Citing PatentFiling datePublication dateApplicantTitle
US5691487 *Nov 13, 1995Nov 25, 1997Tekmar CompanyCoupling of air samples to a sampler
US6167766 *Oct 17, 1997Jan 2, 2001Westinghouse Savannah River CompanyProgrammable atmospheric sampling systems and methods
US6750449Aug 21, 2001Jun 15, 2004Clemson UniversitySampling and analysis of airborne particulate matter by glow discharge atomic emission and mass spectrometries

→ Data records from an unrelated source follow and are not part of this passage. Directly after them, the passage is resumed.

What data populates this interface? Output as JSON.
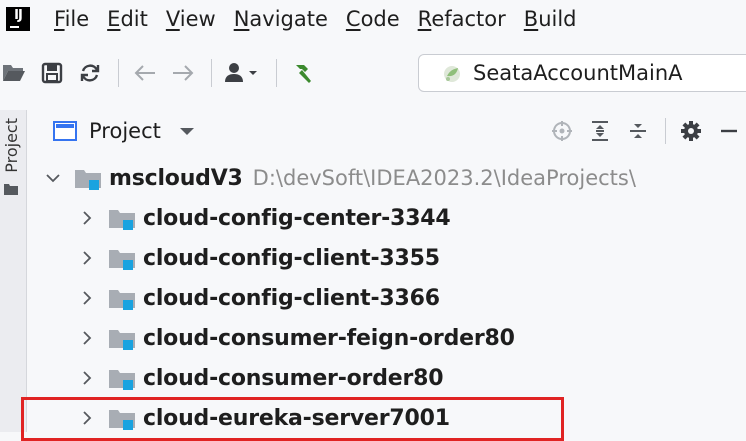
{
  "app": {
    "logo_text": "IJ",
    "brand_color": "#000000"
  },
  "menu": {
    "items": [
      {
        "mn": "F",
        "rest": "ile"
      },
      {
        "mn": "E",
        "rest": "dit"
      },
      {
        "mn": "V",
        "rest": "iew"
      },
      {
        "mn": "N",
        "rest": "avigate"
      },
      {
        "mn": "C",
        "rest": "ode"
      },
      {
        "mn": "R",
        "rest": "efactor"
      },
      {
        "mn": "B",
        "rest": "uild"
      }
    ]
  },
  "toolbar": {
    "icons": [
      "open-folder-icon",
      "save-icon",
      "sync-icon",
      "back-arrow-icon",
      "forward-arrow-icon",
      "user-dropdown-icon",
      "build-hammer-icon"
    ],
    "run_config": "SeataAccountMainA"
  },
  "side_tab": {
    "label": "Project"
  },
  "project_panel": {
    "title": "Project",
    "header_icons": [
      "locate-icon",
      "expand-all-icon",
      "collapse-all-icon",
      "gear-icon",
      "hide-icon"
    ]
  },
  "tree": {
    "root": {
      "name": "mscloudV3",
      "path": "D:\\devSoft\\IDEA2023.2\\IdeaProjects\\"
    },
    "children": [
      {
        "name": "cloud-config-center-3344"
      },
      {
        "name": "cloud-config-client-3355"
      },
      {
        "name": "cloud-config-client-3366"
      },
      {
        "name": "cloud-consumer-feign-order80"
      },
      {
        "name": "cloud-consumer-order80"
      },
      {
        "name": "cloud-eureka-server7001"
      }
    ]
  },
  "colors": {
    "folder": "#a8adb4",
    "module_marker": "#1aa3e0",
    "highlight": "#e02323",
    "build_green": "#3c8a2e"
  }
}
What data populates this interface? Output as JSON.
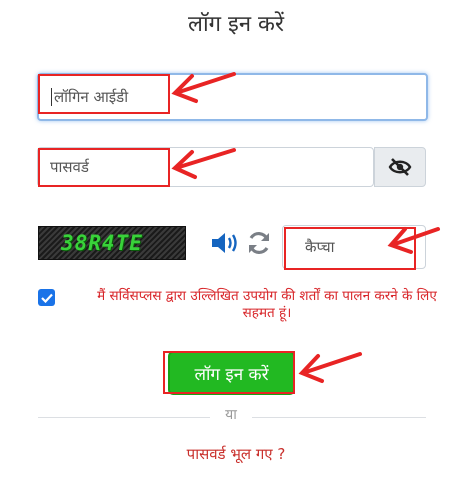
{
  "header": {
    "title": "लॉग इन करें"
  },
  "form": {
    "login_placeholder": "लॉगिन आईडी",
    "password_placeholder": "पासवर्ड",
    "password_toggle_icon": "eye-slash-icon",
    "captcha_code": "38R4TE",
    "captcha_audio_icon": "speaker-icon",
    "captcha_refresh_icon": "refresh-icon",
    "captcha_placeholder": "कैप्चा",
    "terms_checked": true,
    "terms_text": "मैं सर्विसप्लस द्वारा उल्लिखित उपयोग की शर्तों का पालन करने के लिए सहमत हूं।",
    "login_button": "लॉग इन करें",
    "divider_text": "या",
    "forgot_password": "पासवर्ड भूल गए ?"
  },
  "colors": {
    "accent_green": "#22b922",
    "link_red": "#c9302c",
    "annotation_red": "#e82424",
    "checkbox_blue": "#1a73e8"
  }
}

US7597014 *Aug 15, 2006Oct 6, 2009The United States Of America As Represented By The Secretary Of CommerceSystem and method for providing vertical profile measurements of atmospheric gases
US7770476Nov 26, 2007Aug 10, 2010International Business Machines CorporationCapturing air samples for forensic investigation
Classifications
U.S. Classification73/864, 73/170.28, 73/864.31, 73/864.34, 73/863.31
International ClassificationG01N1/22, G01N1/26, G01N1/24
Cooperative ClassificationG01N2001/2279, G01N1/24, G01N1/26, G01N1/2273
European ClassificationG01N1/22G
Legal Events
DateCodeEventDescription
Jul 1, 2003FPExpired due to failure to pay maintenance fee
Effective date: 20030502
May 2, 2003LAPSLapse for failure to pay maintenance fees
Nov 20, 2002REMIMaintenance fee reminder mailed
Oct 30, 1998FPAYFee payment
Year of fee payment: 4
Aug 13, 1992ASAssignment
Owner name: UNIVERSITY CORPORATION FOR ATMOSPHERIC RESEARCH
Free format text: ASSIGNMENT OF ASSIGNORS INTEREST.;ASSIGNOR:ZIMMERMAN, PATRICK R.;REEL/FRAME:006226/0480
Effective date: 19920810